A food bag for a family dinner
Judi Delbridge: We developed a programme based on Nadia Lim’s My Food Bag. Nadia was one of the Masterchef finalists and a person that most of our students knew about. She works with seasonal produce, things that are fresher, and she uses a system where food is delivered to the home but not cooked. So it means that the family who purchase that are still responsible for the cooking and the sharing of the food but they don’t have all that sort of thinking about what it is that they are going to make each day and they don’t do the supermarket shopping and so on for it.
We liked that model because we wanted to bring in the use of seasonal food. We wanted to bring in the ideas about people sharing the making of the food and the eating of the food as families. We also thought that it brought in a lot of those sustainability features, and we’ve got a beautiful garden where the girls could actually grow some of their produce. It also meant the girls had really genuine stakeholders. So they were using their own family, who were accessible. It meant that they were producing things that were real and it was authentic. It enabled us to have a lot of skills based work as well alongside the functional modelling and the outcome development, and the brief development.
Student: We decided to make quesadillas. We’ve modelled it once and we think that we could take out some of the beans and add some more vegetables. We put the beans in too late so it made them all dry and mushy. So we think next time we model it, we should put them in at the same time. If we put the beans in at the same time, the flavours will be more mixed and the beans won’t taste all dry and mushy.
Judi: So the girls at the end of the unit take home to their families a bag with something they’ve grown, a recipe that they’ve developed, and all the ingredients required for their family to sit or work together to create a meal.
The Food Bag project has obviously got constraints in terms of budget. We use a lot of pantry staples as the basis and we work on a budget of $15 per family. So, that’s rounded out, we may have a family of two, we may have a family of seven, but the children still take home a bag that will feed that family.
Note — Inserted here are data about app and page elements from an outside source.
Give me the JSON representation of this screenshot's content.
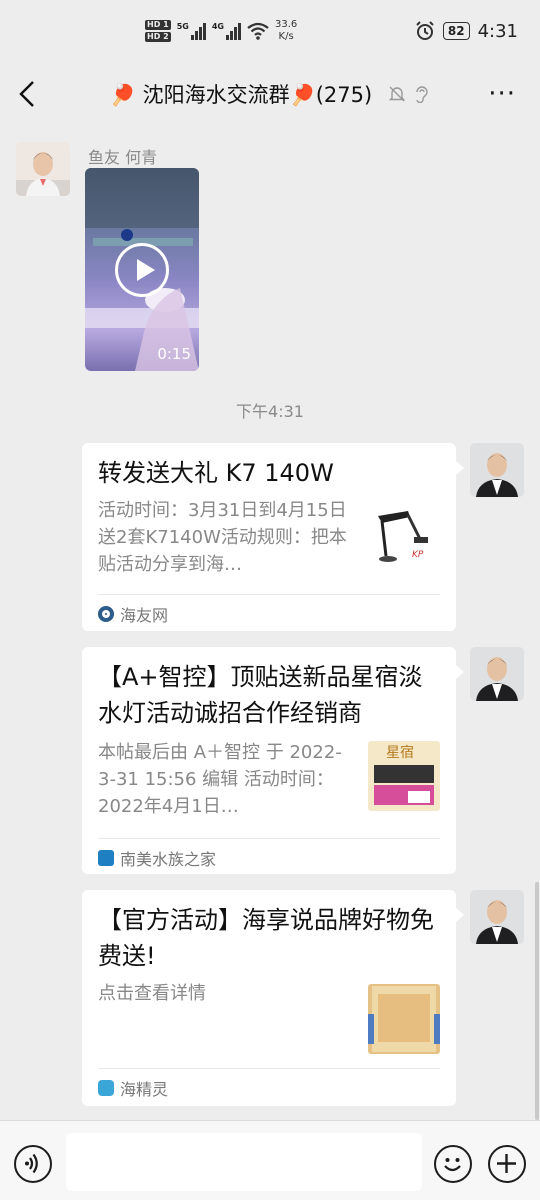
{
  "status_bar": {
    "net_badge_1": "HD 1",
    "net_badge_2": "HD 2",
    "sig1_label": "5G",
    "sig2_label": "4G",
    "speed_value": "33.6",
    "speed_unit": "K/s",
    "battery": "82",
    "time": "4:31"
  },
  "header": {
    "title": "🏓 沈阳海水交流群🏓(275)",
    "back_icon": "chevron-left-icon",
    "mute_icon": "bell-muted-icon",
    "extra_icon": "ear-icon",
    "more_label": "···"
  },
  "messages": [
    {
      "sender": "鱼友 何青",
      "type": "video",
      "duration": "0:15"
    }
  ],
  "timestamp": "下午4:31",
  "cards": [
    {
      "title": "转发送大礼 K7 140W",
      "desc": "活动时间：3月31日到4月15日送2套K7140W活动规则：把本贴活动分享到海…",
      "source": "海友网",
      "source_color": "#2d5d8a"
    },
    {
      "title": "【A+智控】顶贴送新品星宿淡水灯活动诚招合作经销商",
      "desc": "本帖最后由 A＋智控 于 2022-3-31 15:56 编辑 活动时间：2022年4月1日…",
      "source": "南美水族之家",
      "source_color": "#1e7fc2",
      "thumb_label": "星宿"
    },
    {
      "title": "【官方活动】海享说品牌好物免费送!",
      "desc": "点击查看详情",
      "source": "海精灵",
      "source_color": "#3aa6d8"
    }
  ],
  "input": {
    "voice_icon": "voice-icon",
    "emoji_icon": "emoji-icon",
    "add_icon": "plus-icon",
    "placeholder": ""
  }
}
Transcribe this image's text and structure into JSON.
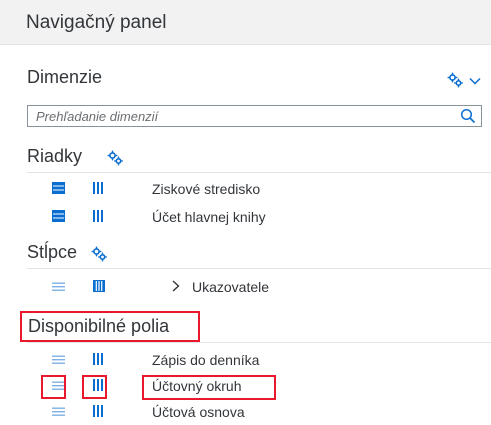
{
  "header": {
    "title": "Navigačný panel"
  },
  "dimensions": {
    "title": "Dimenzie",
    "settings_icon": "gear-icon",
    "expand_icon": "chevron-down-icon",
    "search_placeholder": "Prehľadanie dimenzií"
  },
  "rows_section": {
    "title": "Riadky",
    "items": [
      {
        "label": "Ziskové stredisko"
      },
      {
        "label": "Účet hlavnej knihy"
      }
    ]
  },
  "columns_section": {
    "title": "Stĺpce",
    "items": [
      {
        "label": "Ukazovatele",
        "expandable": true
      }
    ]
  },
  "available_section": {
    "title": "Disponibilné polia",
    "items": [
      {
        "label": "Zápis do denníka"
      },
      {
        "label": "Účtovný okruh"
      },
      {
        "label": "Účtová osnova"
      }
    ]
  },
  "colors": {
    "accent": "#0a6ed1",
    "highlight": "#e8192c",
    "header_bg": "#f2f2f2",
    "text": "#32363a"
  }
}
We grow a lot of our vegetables and certainly our herbs and garnishes so that the girls can pick those fresh from the garden and that of course pulls the budget down a little bit.
The girls work independently to start and come up with a recipe idea and then they discuss it with their group and they trial each of the girls’ recipes, and as a group they collaborate and decide on which recipe they are going to trial further. And of course it’s got to meet the stakeholders’ needs at home, so we group the girls depending on what their survey has been and what the interviews they’ve had with their families, and so on. So the girls then test and trial several times, and then each group tests and trials someone else’s so that they can see how the students have actually worked their recipe cards and whether those instructions and the modifications and things they’ve done actually work – obviously before those things go home.
Getting the context right (01:31)
Students, teachers, and the school community are interested and engaged in the projects and products in the technology programme, says Judi Delbridge....
Real food, real fast (02:35)
Students were set a brief to develop a faster, fresher, healthier takeaway based on an analysis of a traditional recipe....
Claire Wood and a year 8 student talk about unpacking examples of technologists' practice to grow curriculum understandings.